_TASK INSTRUCTIONS_
Set down each line of the data below exactly as it stands, dropping the pictures.

_EXCERPTED DATA_

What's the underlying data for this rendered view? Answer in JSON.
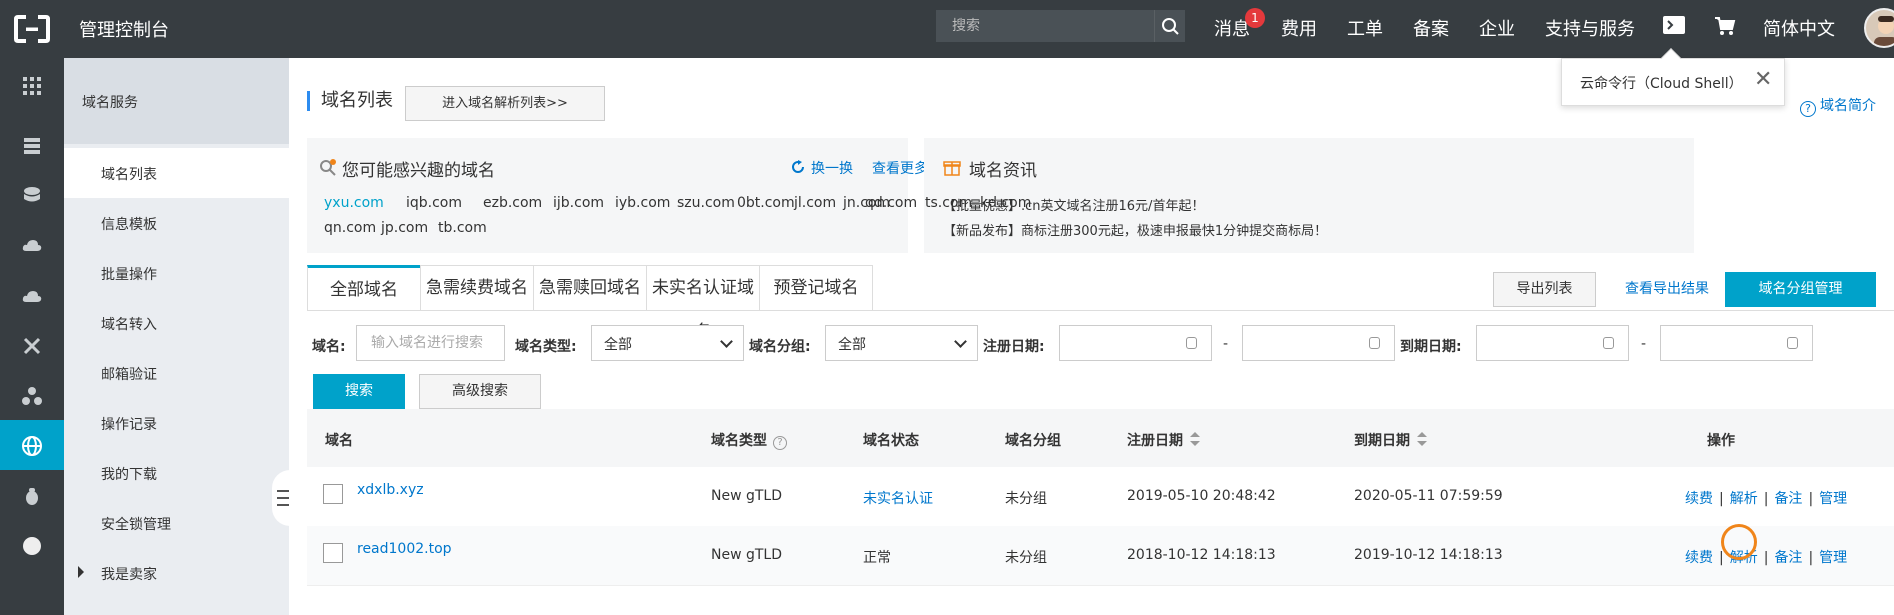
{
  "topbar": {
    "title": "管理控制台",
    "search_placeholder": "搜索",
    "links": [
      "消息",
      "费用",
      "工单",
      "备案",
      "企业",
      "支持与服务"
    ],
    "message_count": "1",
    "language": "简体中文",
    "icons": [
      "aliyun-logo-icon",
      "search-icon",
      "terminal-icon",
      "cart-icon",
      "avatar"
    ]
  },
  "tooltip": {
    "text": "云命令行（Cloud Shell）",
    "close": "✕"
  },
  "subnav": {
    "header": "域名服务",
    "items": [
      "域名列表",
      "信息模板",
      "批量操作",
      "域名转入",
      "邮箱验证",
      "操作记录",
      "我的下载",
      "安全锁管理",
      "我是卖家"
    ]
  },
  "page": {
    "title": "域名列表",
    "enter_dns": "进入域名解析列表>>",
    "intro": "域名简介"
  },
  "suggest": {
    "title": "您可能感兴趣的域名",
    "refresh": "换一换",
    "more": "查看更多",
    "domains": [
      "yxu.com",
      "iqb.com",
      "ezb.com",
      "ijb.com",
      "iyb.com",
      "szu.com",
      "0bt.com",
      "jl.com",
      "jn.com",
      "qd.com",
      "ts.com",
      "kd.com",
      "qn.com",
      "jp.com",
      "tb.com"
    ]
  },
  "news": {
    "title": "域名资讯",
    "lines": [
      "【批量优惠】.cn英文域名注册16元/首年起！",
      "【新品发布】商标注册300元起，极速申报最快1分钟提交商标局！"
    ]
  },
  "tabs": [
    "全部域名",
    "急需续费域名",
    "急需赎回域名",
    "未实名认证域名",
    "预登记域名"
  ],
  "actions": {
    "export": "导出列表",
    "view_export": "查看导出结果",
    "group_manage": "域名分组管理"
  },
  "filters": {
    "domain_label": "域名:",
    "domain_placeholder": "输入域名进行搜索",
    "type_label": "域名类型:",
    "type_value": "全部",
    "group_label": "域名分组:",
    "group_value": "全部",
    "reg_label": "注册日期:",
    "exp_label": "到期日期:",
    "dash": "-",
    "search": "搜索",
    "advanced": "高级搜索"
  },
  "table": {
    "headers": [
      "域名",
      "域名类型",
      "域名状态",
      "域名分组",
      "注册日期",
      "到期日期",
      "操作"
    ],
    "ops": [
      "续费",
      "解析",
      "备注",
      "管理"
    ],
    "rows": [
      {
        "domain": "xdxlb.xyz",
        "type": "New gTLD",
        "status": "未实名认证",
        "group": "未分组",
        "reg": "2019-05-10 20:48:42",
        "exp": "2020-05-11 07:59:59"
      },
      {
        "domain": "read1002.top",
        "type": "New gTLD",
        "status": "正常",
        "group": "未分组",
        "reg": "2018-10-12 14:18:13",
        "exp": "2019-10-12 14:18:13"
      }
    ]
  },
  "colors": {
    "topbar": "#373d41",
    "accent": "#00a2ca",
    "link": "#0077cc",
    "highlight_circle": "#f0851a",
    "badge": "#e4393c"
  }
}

_OUTPUT_
What's the underlying data for this rendered view? Answer in JSON.
{
  "topbar": {
    "title": "管理控制台",
    "search_placeholder": "搜索",
    "links": [
      "消息",
      "费用",
      "工单",
      "备案",
      "企业",
      "支持与服务"
    ],
    "message_count": "1",
    "language": "简体中文",
    "icons": [
      "aliyun-logo-icon",
      "search-icon",
      "terminal-icon",
      "cart-icon",
      "avatar"
    ]
  },
  "tooltip": {
    "text": "云命令行（Cloud Shell）",
    "close": "✕"
  },
  "subnav": {
    "header": "域名服务",
    "items": [
      "域名列表",
      "信息模板",
      "批量操作",
      "域名转入",
      "邮箱验证",
      "操作记录",
      "我的下载",
      "安全锁管理",
      "我是卖家"
    ]
  },
  "page": {
    "title": "域名列表",
    "enter_dns": "进入域名解析列表>>",
    "intro": "域名简介"
  },
  "suggest": {
    "title": "您可能感兴趣的域名",
    "refresh": "换一换",
    "more": "查看更多",
    "domains": [
      "yxu.com",
      "iqb.com",
      "ezb.com",
      "ijb.com",
      "iyb.com",
      "szu.com",
      "0bt.com",
      "jl.com",
      "jn.com",
      "qd.com",
      "ts.com",
      "kd.com",
      "qn.com",
      "jp.com",
      "tb.com"
    ]
  },
  "news": {
    "title": "域名资讯",
    "lines": [
      "【批量优惠】.cn英文域名注册16元/首年起！",
      "【新品发布】商标注册300元起，极速申报最快1分钟提交商标局！"
    ]
  },
  "tabs": [
    "全部域名",
    "急需续费域名",
    "急需赎回域名",
    "未实名认证域名",
    "预登记域名"
  ],
  "actions": {
    "export": "导出列表",
    "view_export": "查看导出结果",
    "group_manage": "域名分组管理"
  },
  "filters": {
    "domain_label": "域名:",
    "domain_placeholder": "输入域名进行搜索",
    "type_label": "域名类型:",
    "type_value": "全部",
    "group_label": "域名分组:",
    "group_value": "全部",
    "reg_label": "注册日期:",
    "exp_label": "到期日期:",
    "dash": "-",
    "search": "搜索",
    "advanced": "高级搜索"
  },
  "table": {
    "headers": [
      "域名",
      "域名类型",
      "域名状态",
      "域名分组",
      "注册日期",
      "到期日期",
      "操作"
    ],
    "ops": [
      "续费",
      "解析",
      "备注",
      "管理"
    ],
    "rows": [
      {
        "domain": "xdxlb.xyz",
        "type": "New gTLD",
        "status": "未实名认证",
        "group": "未分组",
        "reg": "2019-05-10 20:48:42",
        "exp": "2020-05-11 07:59:59"
      },
      {
        "domain": "read1002.top",
        "type": "New gTLD",
        "status": "正常",
        "group": "未分组",
        "reg": "2018-10-12 14:18:13",
        "exp": "2019-10-12 14:18:13"
      }
    ]
  },
  "colors": {
    "topbar": "#373d41",
    "accent": "#00a2ca",
    "link": "#0077cc",
    "highlight_circle": "#f0851a",
    "badge": "#e4393c"
  }
}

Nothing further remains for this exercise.